On Friday, the Republican senator from Arizona announced that he could not vote "in good conscience" for the Cassidy-Graham bill, the Senate GOP's last-ditch effort to dismantle the Affordable Care Act. If the two other Republican senators already against this awful piece of legislation hold their ground, McCain will have effectively killed it. Conservatives will surely publicly moan and groan — "McCain strikes again," the Drudge Report announced — but he might have just saved their hides.
The politics of the still-fruitless Republican quest to repeal the ACA have always been confounding. Most Republicans would privately admit that they are trapped between the reality of health-care policy and their own rhetoric — the party has been promising forever to "repeal and replace" the ACA, but Republicans can't come up with a policy that isn't universally loathed and wouldn't do grievous harm to the health-care system. The tension between these two realities has given rise to an absurd political dynamic in which Republicans aggressively pursue repeal legislation while also recognizing that the legislation they want to pass is hot garbage.
This dissonance was on full display in the lead-up to the failed Senate vote to pass the so-called "skinny repeal" of the Affordable Care Act in July. That legislation, which arose out of the Senate GOP's inability to agree on a consensus plan, would have left much of the ACA in place while striking a few key provisions. Republicans were not eager to vote for it, but the desire to do something to "repeal" ObamaCare impelled them to act. To square the circle, several Republican senators said they would vote for "skinny repeal" only if they were promised that the bill would never be signed into law.
"Skinny repeal" collapsed quite dramatically when McCain voted against it on the Senate floor, but not before several vulnerable Republican Senate incumbents voted to pass it. One of those incumbents, Sen. Dean Heller (Nev.), told reporters after the vote that he was "pleased" that the ObamaCare repeal legislation he voted for had failed.
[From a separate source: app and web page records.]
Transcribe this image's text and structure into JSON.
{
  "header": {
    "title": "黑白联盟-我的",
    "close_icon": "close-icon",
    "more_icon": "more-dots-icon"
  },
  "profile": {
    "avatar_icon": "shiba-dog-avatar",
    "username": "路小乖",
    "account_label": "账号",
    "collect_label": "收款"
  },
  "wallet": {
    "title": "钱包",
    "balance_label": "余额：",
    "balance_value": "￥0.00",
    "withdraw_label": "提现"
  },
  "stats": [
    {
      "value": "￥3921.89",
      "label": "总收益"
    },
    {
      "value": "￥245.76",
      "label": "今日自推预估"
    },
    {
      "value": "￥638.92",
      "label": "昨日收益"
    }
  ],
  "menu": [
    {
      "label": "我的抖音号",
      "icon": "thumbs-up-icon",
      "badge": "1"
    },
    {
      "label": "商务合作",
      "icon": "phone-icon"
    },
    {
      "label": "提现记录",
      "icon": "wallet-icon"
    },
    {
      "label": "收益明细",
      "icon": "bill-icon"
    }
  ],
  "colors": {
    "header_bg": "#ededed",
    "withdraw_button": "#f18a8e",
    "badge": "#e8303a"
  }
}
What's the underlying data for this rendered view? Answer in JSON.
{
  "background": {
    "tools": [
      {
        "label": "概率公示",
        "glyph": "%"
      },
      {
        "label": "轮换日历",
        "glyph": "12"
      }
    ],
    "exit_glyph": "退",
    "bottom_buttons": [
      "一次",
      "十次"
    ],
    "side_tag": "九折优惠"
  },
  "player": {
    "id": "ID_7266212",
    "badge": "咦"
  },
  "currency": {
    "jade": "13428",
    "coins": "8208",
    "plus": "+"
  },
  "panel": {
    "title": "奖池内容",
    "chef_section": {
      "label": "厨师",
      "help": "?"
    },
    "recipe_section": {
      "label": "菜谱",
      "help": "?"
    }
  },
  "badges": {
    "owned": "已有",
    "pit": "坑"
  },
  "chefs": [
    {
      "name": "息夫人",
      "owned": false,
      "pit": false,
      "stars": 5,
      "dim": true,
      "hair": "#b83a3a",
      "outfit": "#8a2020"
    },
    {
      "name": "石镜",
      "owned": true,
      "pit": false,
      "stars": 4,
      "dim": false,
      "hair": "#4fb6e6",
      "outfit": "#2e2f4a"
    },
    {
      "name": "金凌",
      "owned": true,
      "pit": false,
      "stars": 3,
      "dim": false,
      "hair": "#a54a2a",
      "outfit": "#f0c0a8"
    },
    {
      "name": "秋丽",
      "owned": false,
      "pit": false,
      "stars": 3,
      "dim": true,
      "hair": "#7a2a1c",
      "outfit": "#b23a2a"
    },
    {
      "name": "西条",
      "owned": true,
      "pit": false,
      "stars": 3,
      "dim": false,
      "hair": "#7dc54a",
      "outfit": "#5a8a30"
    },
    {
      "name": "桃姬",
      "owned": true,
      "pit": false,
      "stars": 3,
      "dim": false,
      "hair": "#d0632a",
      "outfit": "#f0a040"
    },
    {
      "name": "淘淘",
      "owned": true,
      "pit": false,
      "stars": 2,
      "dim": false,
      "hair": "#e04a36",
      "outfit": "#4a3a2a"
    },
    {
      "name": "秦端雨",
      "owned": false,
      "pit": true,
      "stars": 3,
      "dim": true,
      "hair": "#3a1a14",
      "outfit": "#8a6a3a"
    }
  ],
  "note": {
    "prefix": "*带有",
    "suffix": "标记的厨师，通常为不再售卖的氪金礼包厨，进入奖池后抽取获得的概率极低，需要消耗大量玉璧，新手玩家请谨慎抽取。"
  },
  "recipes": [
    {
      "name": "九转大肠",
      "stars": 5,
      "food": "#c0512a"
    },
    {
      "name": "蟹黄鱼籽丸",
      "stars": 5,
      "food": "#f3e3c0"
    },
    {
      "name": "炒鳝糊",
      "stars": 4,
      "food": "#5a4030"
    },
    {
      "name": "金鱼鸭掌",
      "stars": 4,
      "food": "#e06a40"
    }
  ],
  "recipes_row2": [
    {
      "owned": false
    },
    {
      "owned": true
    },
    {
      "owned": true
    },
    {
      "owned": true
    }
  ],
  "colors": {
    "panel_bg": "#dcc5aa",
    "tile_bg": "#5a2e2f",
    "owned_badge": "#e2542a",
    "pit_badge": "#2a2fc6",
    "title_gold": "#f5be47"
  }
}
So Republicans understand at some level that there will be a political backlash for voting to trash the health-care system, but they keep trying to do it anyway because they promised they would.
That brings us back to Graham-Cassidy, a far more destructive piece of legislation than the repeal bills that came before it. For the moment, this ruinous legislation looks moribund, but the fact that it stood even a chance of passing is a testament to the GOP's willingness to sabotage itself politically in deference to its myopic need to "repeal and replace" ObamaCare.
Even Republican senators who supported Graham-Cassidy said that it was not a good piece of legislation. They also said that they didn't particularly care and that voting to pass a "repeal" was a more important consideration than passing a good bill. "This is not the best possible bill — this is the best possible bill under the circumstances," Sen. Pat Roberts (R-Kan.) told Vox. "If we do nothing, I think it has a tremendous impact on the 2018 elections. And whether or not Republicans still maintain control and we have the gavel."
Sen. Chuck Grassley (R-Iowa) was just as straightforward. "I could maybe give you 10 reasons why this bill shouldn't be considered," he told reporters last week. "But Republicans campaigned on this so often that you have a responsibility to carry out what you said in the campaign. That's pretty much as much of a reason as the substance of the bill."
That's an absurd assessment of Graham-Cassidy, given that "the substance of the bill" would unleash health-care chaos nationwide and strip coverage from tens of millions of people. States that expanded Medicaid under the Affordable Care Act would see their federal funding levels gutted, and every state would have just two years to set up its own health-care system — a task that just isn't realistic given the complexities of health-care policy and the funding uncertainties baked into the legislation. People with pre-existing conditions who now enjoy protections against denial of coverage could have found themselves once again at the mercies of medical underwriters. Annual health-care costs for seniors could have spiked by as much as $16,000.
The party that votes to inflict that sort of havoc on the health-care system will invite electoral retribution from an electorate that (as past midterm elections have demonstrated) is acutely sensitive to health-care politics. But Republicans were gearing up to do exactly that because they're trapped by their own rhetoric and don't know what else to do. Graham-Cassidy is a ruinous piece of legislation and everyone seems to recognize that at some level. But it's something, and for most Republicans in Congress that's good enough.
They might not say so publicly, but if this bill goes down, they all owe McCain a huge favor.